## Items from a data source
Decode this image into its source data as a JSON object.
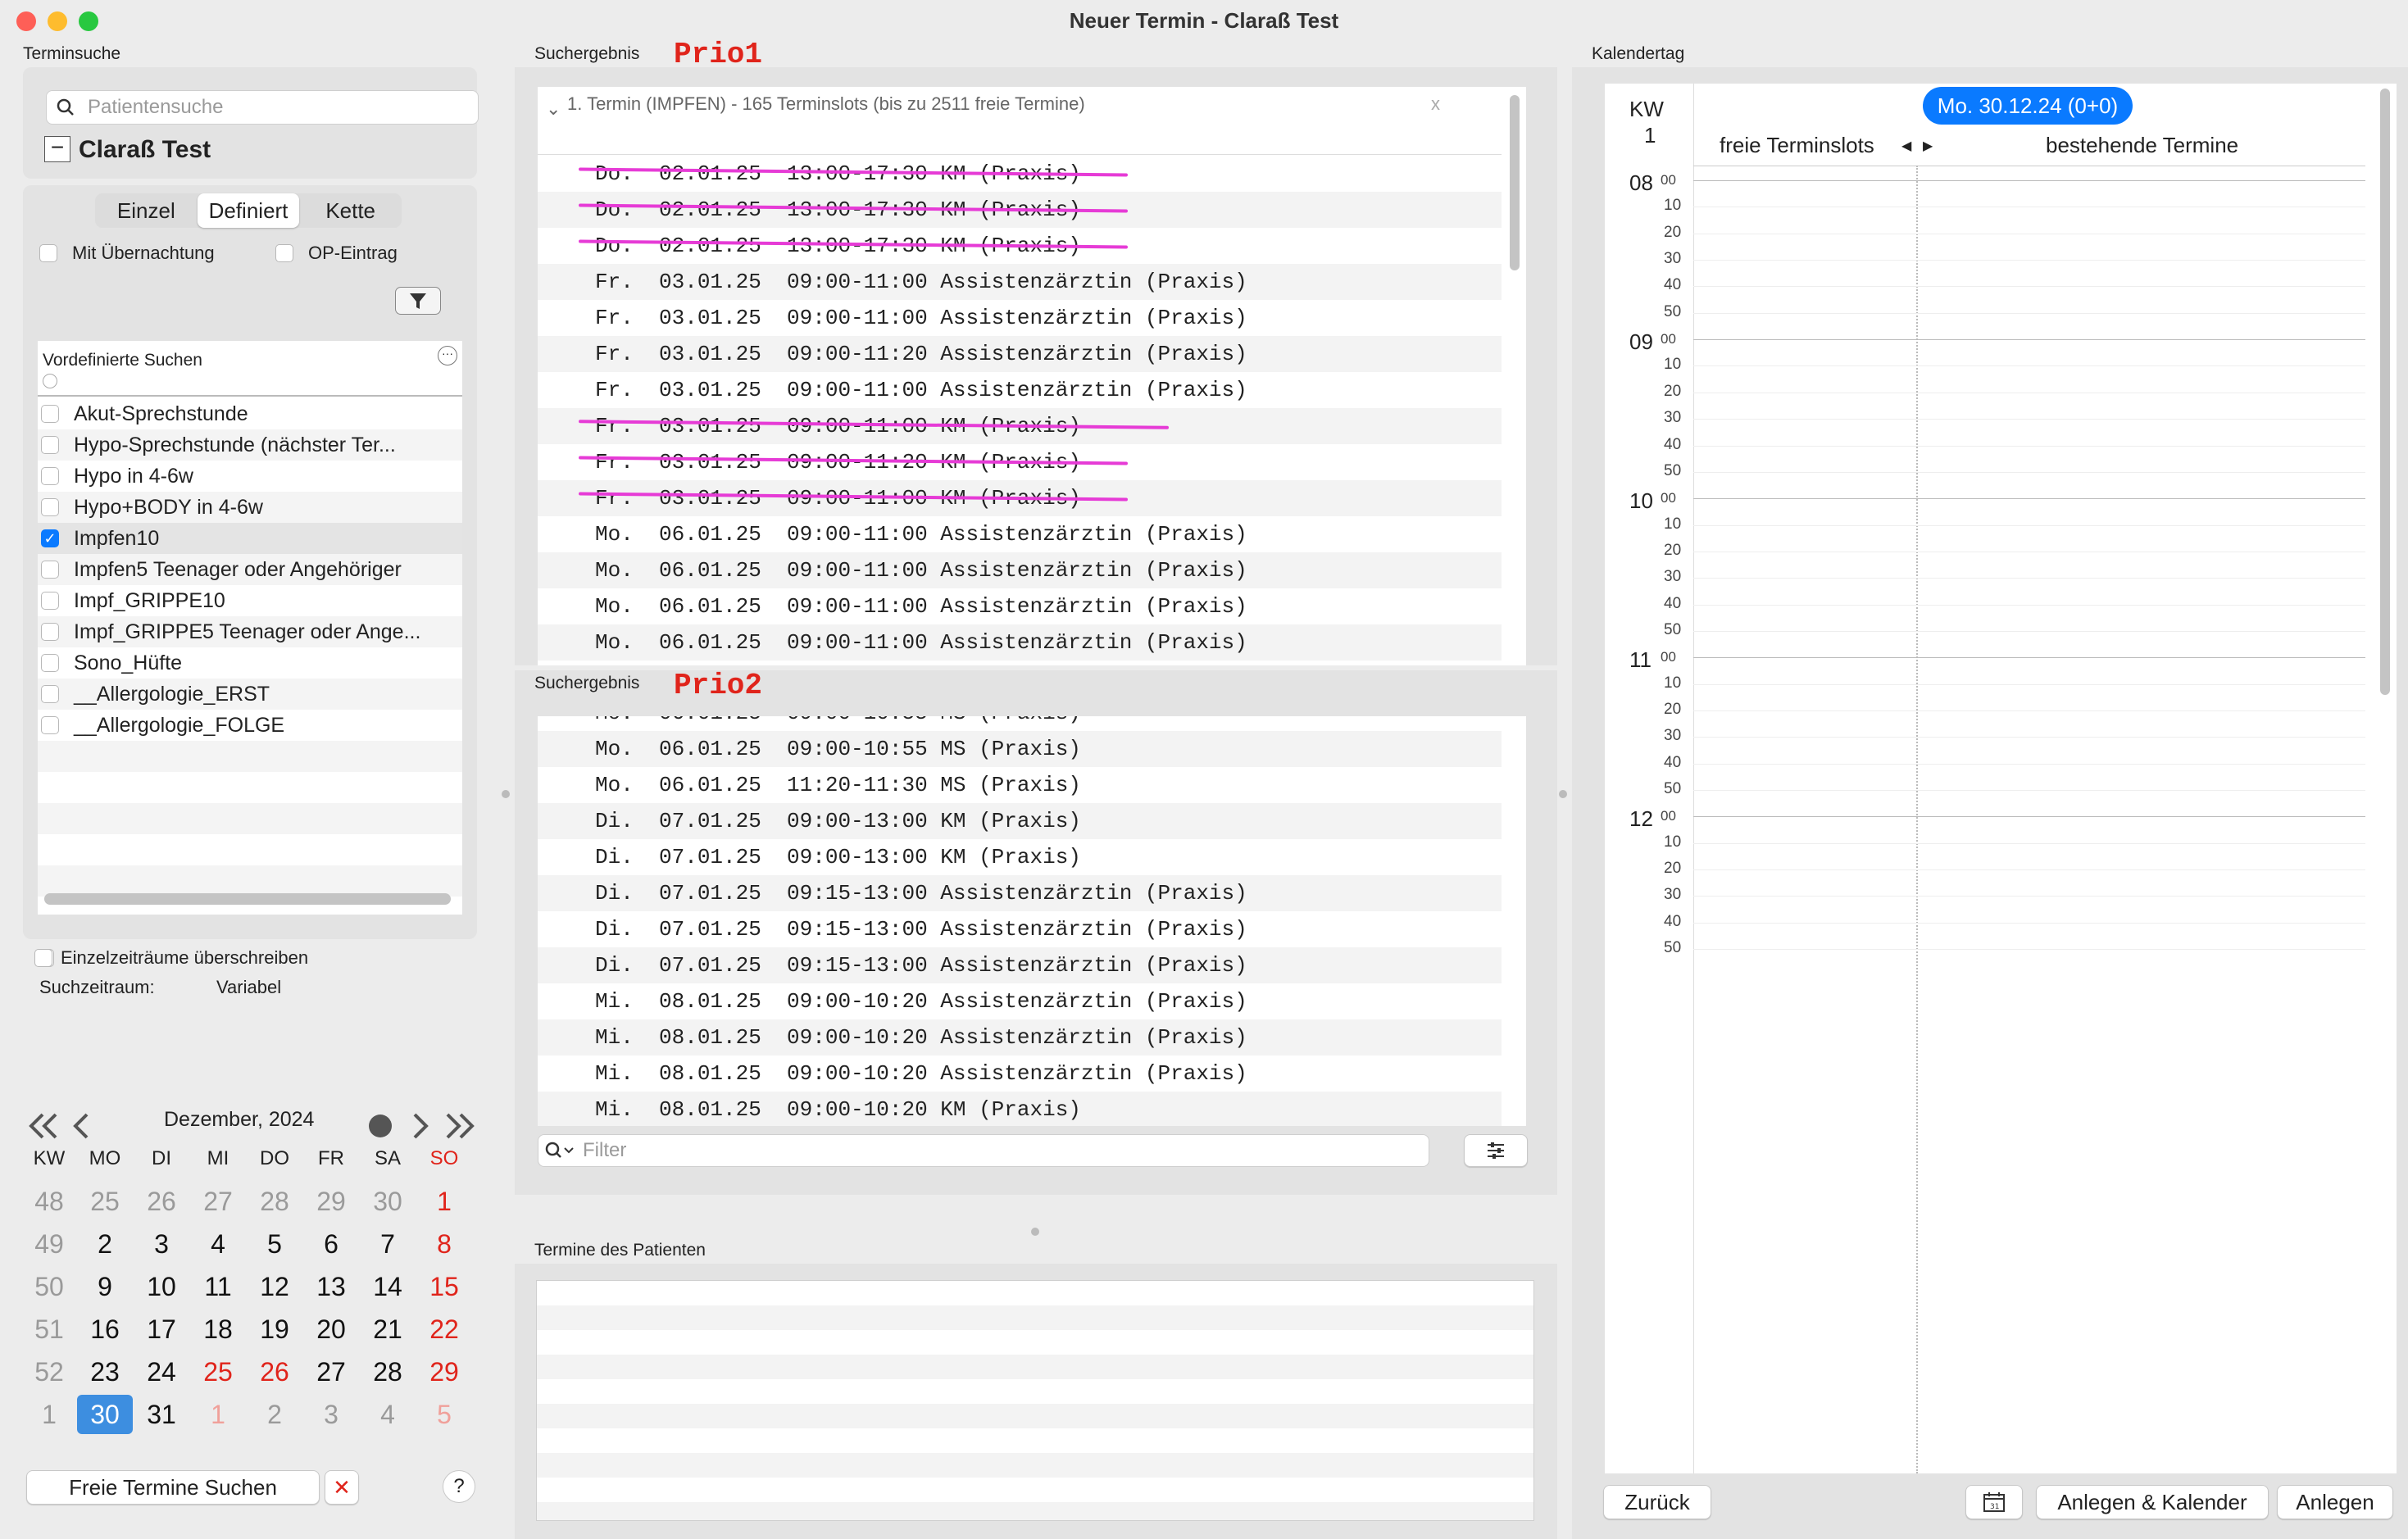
{
  "window": {
    "title": "Neuer Termin  - Claraß Test"
  },
  "left": {
    "section_label": "Terminsuche",
    "search_placeholder": "Patientensuche",
    "patient_name": "Claraß Test",
    "collapse_symbol": "−",
    "tabs": [
      "Einzel",
      "Definiert",
      "Kette"
    ],
    "selected_tab": "Definiert",
    "option_overnight": "Mit Übernachtung",
    "option_op": "OP-Eintrag",
    "predefined_header": "Vordefinierte Suchen",
    "predefined_items": [
      {
        "label": "Akut-Sprechstunde",
        "checked": false
      },
      {
        "label": "Hypo-Sprechstunde (nächster Ter...",
        "checked": false
      },
      {
        "label": "Hypo in 4-6w",
        "checked": false
      },
      {
        "label": "Hypo+BODY in 4-6w",
        "checked": false
      },
      {
        "label": "Impfen10",
        "checked": true
      },
      {
        "label": "Impfen5 Teenager oder Angehöriger",
        "checked": false
      },
      {
        "label": "Impf_GRIPPE10",
        "checked": false
      },
      {
        "label": "Impf_GRIPPE5 Teenager oder Ange...",
        "checked": false
      },
      {
        "label": "Sono_Hüfte",
        "checked": false
      },
      {
        "label": "__Allergologie_ERST",
        "checked": false
      },
      {
        "label": "__Allergologie_FOLGE",
        "checked": false
      }
    ],
    "override_label": "Einzelzeiträume überschreiben",
    "period_label": "Suchzeitraum:",
    "period_value": "Variabel"
  },
  "calendar": {
    "month": "Dezember, 2024",
    "headers": [
      "KW",
      "MO",
      "DI",
      "MI",
      "DO",
      "FR",
      "SA",
      "SO"
    ],
    "weeks": [
      {
        "kw": "48",
        "days": [
          "25",
          "26",
          "27",
          "28",
          "29",
          "30",
          "1"
        ]
      },
      {
        "kw": "49",
        "days": [
          "2",
          "3",
          "4",
          "5",
          "6",
          "7",
          "8"
        ]
      },
      {
        "kw": "50",
        "days": [
          "9",
          "10",
          "11",
          "12",
          "13",
          "14",
          "15"
        ]
      },
      {
        "kw": "51",
        "days": [
          "16",
          "17",
          "18",
          "19",
          "20",
          "21",
          "22"
        ]
      },
      {
        "kw": "52",
        "days": [
          "23",
          "24",
          "25",
          "26",
          "27",
          "28",
          "29"
        ]
      },
      {
        "kw": "1",
        "days": [
          "30",
          "31",
          "1",
          "2",
          "3",
          "4",
          "5"
        ]
      }
    ],
    "selected": "30",
    "colors": {
      "holiday": "#e0241b",
      "muted": "#9a9a9a",
      "selected_bg": "#3d8ee0"
    }
  },
  "buttons": {
    "search": "Freie Termine Suchen",
    "clear": "✕",
    "help": "?",
    "back": "Zurück",
    "create_calendar": "Anlegen & Kalender",
    "create": "Anlegen"
  },
  "results1": {
    "label": "Suchergebnis",
    "annotation": "Prio1",
    "header": "1. Termin (IMPFEN) - 165 Terminslots (bis zu 2511 freie Termine)",
    "close": "x",
    "rows": [
      {
        "text": "Do.  02.01.25  13:00-17:30 KM (Praxis)",
        "struck": true
      },
      {
        "text": "Do.  02.01.25  13:00-17:30 KM (Praxis)",
        "struck": true
      },
      {
        "text": "Do.  02.01.25  13:00-17:30 KM (Praxis)",
        "struck": true
      },
      {
        "text": "Fr.  03.01.25  09:00-11:00 Assistenzärztin (Praxis)",
        "struck": false
      },
      {
        "text": "Fr.  03.01.25  09:00-11:00 Assistenzärztin (Praxis)",
        "struck": false
      },
      {
        "text": "Fr.  03.01.25  09:00-11:20 Assistenzärztin (Praxis)",
        "struck": false
      },
      {
        "text": "Fr.  03.01.25  09:00-11:00 Assistenzärztin (Praxis)",
        "struck": false
      },
      {
        "text": "Fr.  03.01.25  09:00-11:00 KM (Praxis)",
        "struck": true
      },
      {
        "text": "Fr.  03.01.25  09:00-11:20 KM (Praxis)",
        "struck": true
      },
      {
        "text": "Fr.  03.01.25  09:00-11:00 KM (Praxis)",
        "struck": true
      },
      {
        "text": "Mo.  06.01.25  09:00-11:00 Assistenzärztin (Praxis)",
        "struck": false
      },
      {
        "text": "Mo.  06.01.25  09:00-11:00 Assistenzärztin (Praxis)",
        "struck": false
      },
      {
        "text": "Mo.  06.01.25  09:00-11:00 Assistenzärztin (Praxis)",
        "struck": false
      },
      {
        "text": "Mo.  06.01.25  09:00-11:00 Assistenzärztin (Praxis)",
        "struck": false
      }
    ]
  },
  "results2": {
    "label": "Suchergebnis",
    "annotation": "Prio2",
    "partial_row": "Mo.  06.01.25  09:00-10:55 MS (Praxis)",
    "rows": [
      "Mo.  06.01.25  09:00-10:55 MS (Praxis)",
      "Mo.  06.01.25  11:20-11:30 MS (Praxis)",
      "Di.  07.01.25  09:00-13:00 KM (Praxis)",
      "Di.  07.01.25  09:00-13:00 KM (Praxis)",
      "Di.  07.01.25  09:15-13:00 Assistenzärztin (Praxis)",
      "Di.  07.01.25  09:15-13:00 Assistenzärztin (Praxis)",
      "Di.  07.01.25  09:15-13:00 Assistenzärztin (Praxis)",
      "Mi.  08.01.25  09:00-10:20 Assistenzärztin (Praxis)",
      "Mi.  08.01.25  09:00-10:20 Assistenzärztin (Praxis)",
      "Mi.  08.01.25  09:00-10:20 Assistenzärztin (Praxis)",
      "Mi.  08.01.25  09:00-10:20 KM (Praxis)"
    ],
    "filter_placeholder": "Filter"
  },
  "patient_appts": {
    "label": "Termine des Patienten"
  },
  "day": {
    "label": "Kalendertag",
    "kw_label": "KW",
    "kw_value": "1",
    "date_badge": "Mo. 30.12.24 (0+0)",
    "col_free": "freie Terminslots",
    "col_existing": "bestehende Termine",
    "hours": [
      "08",
      "09",
      "10",
      "11",
      "12"
    ],
    "minute_suffix": "00",
    "minutes": [
      "10",
      "20",
      "30",
      "40",
      "50"
    ]
  }
}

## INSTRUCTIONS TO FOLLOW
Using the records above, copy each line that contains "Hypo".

## TASK ANSWER
        "label": "Hypo-Sprechstunde (nächster Ter...",
        "label": "Hypo in 4-6w",
        "label": "Hypo+BODY in 4-6w",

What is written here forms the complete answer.